Read these 7 Writing Email HTML Newsletters Tips tips to make your life smarter, better, faster and wiser. Each tip is approved by our Editors and created by expert writers so great we call them Gurus. LifeTips is the place to go when you need to know about Newsletter tips and hundreds of other topics.
If you are concerned about protecting the content of your newsletter, there is an easy format you can save it in. By saving your newsletter with Adobe Acrobat, you produce a.pdf email newsletter that can be opened and read, but not tampered with. The best part is that even if your readers don't have Acrobat, they can download the latest version of the Reader software for free.
The difference between email HTML newsletters and text or print newsletters is that HTML newsletters have the same look and feel as a web page. This means that what you see appears much like any web page you'd encounter on the Internet. Graphics, different fonts and formatting can be used. Some even feature flash animation. Not all computers are advanced enough to handle this format, however, so keep that in mind when designing your newsletter.
You can either write your newsletter content yourself or you pay a writer to do it for you.

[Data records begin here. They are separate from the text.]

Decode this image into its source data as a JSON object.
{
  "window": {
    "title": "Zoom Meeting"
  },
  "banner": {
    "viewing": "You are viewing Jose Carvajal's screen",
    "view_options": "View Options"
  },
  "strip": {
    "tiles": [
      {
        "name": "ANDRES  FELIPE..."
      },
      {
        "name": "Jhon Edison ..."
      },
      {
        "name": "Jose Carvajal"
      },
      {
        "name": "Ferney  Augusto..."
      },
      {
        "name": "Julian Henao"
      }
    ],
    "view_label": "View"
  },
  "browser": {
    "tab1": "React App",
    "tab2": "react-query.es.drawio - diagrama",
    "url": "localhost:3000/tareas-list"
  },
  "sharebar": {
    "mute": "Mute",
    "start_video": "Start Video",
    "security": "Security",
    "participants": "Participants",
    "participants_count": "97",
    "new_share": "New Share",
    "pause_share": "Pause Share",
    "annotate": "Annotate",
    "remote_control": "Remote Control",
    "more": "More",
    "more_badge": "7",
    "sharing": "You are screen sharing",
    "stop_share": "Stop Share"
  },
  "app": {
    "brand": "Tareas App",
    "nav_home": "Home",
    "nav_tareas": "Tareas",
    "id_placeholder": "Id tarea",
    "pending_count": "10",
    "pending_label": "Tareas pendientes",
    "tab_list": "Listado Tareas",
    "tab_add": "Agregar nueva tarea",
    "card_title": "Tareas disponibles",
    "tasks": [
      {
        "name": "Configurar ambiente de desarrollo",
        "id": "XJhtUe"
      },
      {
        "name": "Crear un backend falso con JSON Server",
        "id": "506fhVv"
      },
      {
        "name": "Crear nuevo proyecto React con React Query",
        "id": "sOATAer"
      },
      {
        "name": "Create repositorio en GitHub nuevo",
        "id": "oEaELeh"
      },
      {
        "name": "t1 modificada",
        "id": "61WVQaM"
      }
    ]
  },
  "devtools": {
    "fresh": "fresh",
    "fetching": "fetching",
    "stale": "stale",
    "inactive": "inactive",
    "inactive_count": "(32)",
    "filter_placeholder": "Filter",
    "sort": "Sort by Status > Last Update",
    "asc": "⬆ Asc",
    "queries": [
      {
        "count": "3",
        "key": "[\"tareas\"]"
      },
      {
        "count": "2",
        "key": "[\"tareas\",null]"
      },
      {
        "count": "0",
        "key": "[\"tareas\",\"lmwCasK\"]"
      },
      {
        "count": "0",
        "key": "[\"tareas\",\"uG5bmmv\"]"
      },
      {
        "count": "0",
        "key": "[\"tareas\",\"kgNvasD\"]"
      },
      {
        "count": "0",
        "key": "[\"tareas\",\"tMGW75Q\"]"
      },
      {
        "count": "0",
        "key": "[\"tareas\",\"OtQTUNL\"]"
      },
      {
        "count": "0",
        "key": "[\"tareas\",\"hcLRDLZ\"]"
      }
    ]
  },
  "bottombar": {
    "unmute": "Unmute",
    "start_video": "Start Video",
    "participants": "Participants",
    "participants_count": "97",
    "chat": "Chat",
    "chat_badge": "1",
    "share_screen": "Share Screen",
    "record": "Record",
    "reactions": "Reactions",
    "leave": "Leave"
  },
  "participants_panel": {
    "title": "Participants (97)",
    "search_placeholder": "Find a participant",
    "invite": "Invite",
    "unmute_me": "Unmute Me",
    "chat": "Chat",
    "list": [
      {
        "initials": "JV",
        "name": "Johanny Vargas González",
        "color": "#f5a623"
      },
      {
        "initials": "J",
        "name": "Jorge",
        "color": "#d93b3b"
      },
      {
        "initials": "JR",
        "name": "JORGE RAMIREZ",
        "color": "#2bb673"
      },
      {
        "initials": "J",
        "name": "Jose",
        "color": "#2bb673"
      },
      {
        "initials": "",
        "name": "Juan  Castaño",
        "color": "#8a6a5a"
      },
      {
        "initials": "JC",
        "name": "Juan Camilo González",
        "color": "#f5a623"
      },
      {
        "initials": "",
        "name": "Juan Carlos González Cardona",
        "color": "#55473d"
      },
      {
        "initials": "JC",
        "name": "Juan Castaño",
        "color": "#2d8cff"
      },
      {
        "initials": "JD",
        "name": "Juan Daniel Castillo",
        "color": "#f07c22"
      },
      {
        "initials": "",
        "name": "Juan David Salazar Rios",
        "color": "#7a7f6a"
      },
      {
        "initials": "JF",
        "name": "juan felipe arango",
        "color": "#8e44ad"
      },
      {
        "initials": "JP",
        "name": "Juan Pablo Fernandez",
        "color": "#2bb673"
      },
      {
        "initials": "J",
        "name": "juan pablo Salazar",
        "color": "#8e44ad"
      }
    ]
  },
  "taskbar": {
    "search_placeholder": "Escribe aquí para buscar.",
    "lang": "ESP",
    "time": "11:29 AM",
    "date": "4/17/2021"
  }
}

Keep your newsletters short, especially if you hire a professional writer. That way, he/she can do the job at an affordable cost. You need to have some idea of your subscribers and what they would find interesting so that you can brief the writer. Subscribe to some email newsletters and see what other people are putting into them.
I mentioned earlier a designer who understands online is essential. This expertise is less critical (although desirable) for copywriters if you have a firm grasp of writing for an online medium and can work closely with them as an editor. It's easier to teach great copywriters how to modify their work for online than it is to teach those who understand online how to write great copy.
What goes into a good email newsletter? Anything you want. But keep it relevant to your subscribers' interests as well as the theme of your newsletter. Keep the content fresh. Try some unusual internet links, computer tips, summaries of relevant news stories, new product reviews, etc.
Don't be afraid to ask for help. In fact, some readers will enjoy contributing to your newsletter! Suggestions for content can include creating a competition, offering ideas for articles, poems, personal stories, etc. Contributors are likely to email their friends and family to let them know they have been published, which can expand your reader base as well.
All email newsletters should use an opt-in approach. Subscribers enter their email addresses and then have to validate the address after receiving a link to click in their email. This prevents your list being abused with fake sign-ups and makes sure your readers really want to receive the newsletter. Make it easy for readers to unsubscribe to your newsletter, preferably by having a link in each email newsletter you send them.
|Sheri Ann Richerson|